→ **WHAT IS NEEDED**:
Emit all the data exactly as provided.

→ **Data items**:
__________
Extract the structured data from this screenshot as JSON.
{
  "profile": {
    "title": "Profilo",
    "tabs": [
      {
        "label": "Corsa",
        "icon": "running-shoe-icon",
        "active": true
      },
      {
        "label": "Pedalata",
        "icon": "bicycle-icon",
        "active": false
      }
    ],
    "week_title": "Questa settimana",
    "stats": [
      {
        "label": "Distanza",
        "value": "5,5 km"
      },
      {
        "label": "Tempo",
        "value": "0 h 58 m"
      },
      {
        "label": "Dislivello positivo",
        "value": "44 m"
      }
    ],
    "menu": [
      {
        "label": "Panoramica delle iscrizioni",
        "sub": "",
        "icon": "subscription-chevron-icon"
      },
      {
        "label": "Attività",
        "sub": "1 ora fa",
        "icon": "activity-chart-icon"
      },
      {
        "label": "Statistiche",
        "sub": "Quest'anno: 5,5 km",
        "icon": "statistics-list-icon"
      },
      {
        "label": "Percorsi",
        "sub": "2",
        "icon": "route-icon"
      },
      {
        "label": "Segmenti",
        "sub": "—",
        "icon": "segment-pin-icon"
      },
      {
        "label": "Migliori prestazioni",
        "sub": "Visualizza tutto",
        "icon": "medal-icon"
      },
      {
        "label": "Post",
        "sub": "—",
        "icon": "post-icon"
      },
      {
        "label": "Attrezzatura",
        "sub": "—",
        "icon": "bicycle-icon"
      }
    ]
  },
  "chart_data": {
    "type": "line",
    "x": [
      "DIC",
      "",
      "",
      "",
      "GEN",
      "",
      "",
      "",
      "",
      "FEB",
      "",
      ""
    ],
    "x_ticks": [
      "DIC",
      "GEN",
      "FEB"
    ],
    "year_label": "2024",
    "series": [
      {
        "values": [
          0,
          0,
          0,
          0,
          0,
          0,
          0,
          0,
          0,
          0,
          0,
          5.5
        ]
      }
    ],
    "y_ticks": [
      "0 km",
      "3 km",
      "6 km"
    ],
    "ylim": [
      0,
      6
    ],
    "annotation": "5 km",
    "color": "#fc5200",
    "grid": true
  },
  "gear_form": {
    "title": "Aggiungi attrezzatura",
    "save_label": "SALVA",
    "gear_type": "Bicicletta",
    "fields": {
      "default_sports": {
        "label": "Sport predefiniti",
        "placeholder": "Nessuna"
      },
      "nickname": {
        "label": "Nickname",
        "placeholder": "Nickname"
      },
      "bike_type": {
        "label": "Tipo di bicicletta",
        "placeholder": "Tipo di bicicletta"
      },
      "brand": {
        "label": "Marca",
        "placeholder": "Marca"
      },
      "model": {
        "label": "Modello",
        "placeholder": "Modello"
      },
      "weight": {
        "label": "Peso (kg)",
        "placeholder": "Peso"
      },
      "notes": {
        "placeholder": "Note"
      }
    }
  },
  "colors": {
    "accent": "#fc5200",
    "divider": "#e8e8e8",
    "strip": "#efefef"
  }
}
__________
→ **RESULT**:
Extract the structured data from this screenshot as JSON.
{
  "profile": {
    "title": "Profilo",
    "tabs": [
      {
        "label": "Corsa",
        "icon": "running-shoe-icon",
        "active": true
      },
      {
        "label": "Pedalata",
        "icon": "bicycle-icon",
        "active": false
      }
    ],
    "week_title": "Questa settimana",
    "stats": [
      {
        "label": "Distanza",
        "value": "5,5 km"
      },
      {
        "label": "Tempo",
        "value": "0 h 58 m"
      },
      {
        "label": "Dislivello positivo",
        "value": "44 m"
      }
    ],
    "menu": [
      {
        "label": "Panoramica delle iscrizioni",
        "sub": "",
        "icon": "subscription-chevron-icon"
      },
      {
        "label": "Attività",
        "sub": "1 ora fa",
        "icon": "activity-chart-icon"
      },
      {
        "label": "Statistiche",
        "sub": "Quest'anno: 5,5 km",
        "icon": "statistics-list-icon"
      },
      {
        "label": "Percorsi",
        "sub": "2",
        "icon": "route-icon"
      },
      {
        "label": "Segmenti",
        "sub": "—",
        "icon": "segment-pin-icon"
      },
      {
        "label": "Migliori prestazioni",
        "sub": "Visualizza tutto",
        "icon": "medal-icon"
      },
      {
        "label": "Post",
        "sub": "—",
        "icon": "post-icon"
      },
      {
        "label": "Attrezzatura",
        "sub": "—",
        "icon": "bicycle-icon"
      }
    ]
  },
  "chart_data": {
    "type": "line",
    "x": [
      "DIC",
      "",
      "",
      "",
      "GEN",
      "",
      "",
      "",
      "",
      "FEB",
      "",
      ""
    ],
    "x_ticks": [
      "DIC",
      "GEN",
      "FEB"
    ],
    "year_label": "2024",
    "series": [
      {
        "values": [
          0,
          0,
          0,
          0,
          0,
          0,
          0,
          0,
          0,
          0,
          0,
          5.5
        ]
      }
    ],
    "y_ticks": [
      "0 km",
      "3 km",
      "6 km"
    ],
    "ylim": [
      0,
      6
    ],
    "annotation": "5 km",
    "color": "#fc5200",
    "grid": true
  },
  "gear_form": {
    "title": "Aggiungi attrezzatura",
    "save_label": "SALVA",
    "gear_type": "Bicicletta",
    "fields": {
      "default_sports": {
        "label": "Sport predefiniti",
        "placeholder": "Nessuna"
      },
      "nickname": {
        "label": "Nickname",
        "placeholder": "Nickname"
      },
      "bike_type": {
        "label": "Tipo di bicicletta",
        "placeholder": "Tipo di bicicletta"
      },
      "brand": {
        "label": "Marca",
        "placeholder": "Marca"
      },
      "model": {
        "label": "Modello",
        "placeholder": "Modello"
      },
      "weight": {
        "label": "Peso (kg)",
        "placeholder": "Peso"
      },
      "notes": {
        "placeholder": "Note"
      }
    }
  },
  "colors": {
    "accent": "#fc5200",
    "divider": "#e8e8e8",
    "strip": "#efefef"
  }
}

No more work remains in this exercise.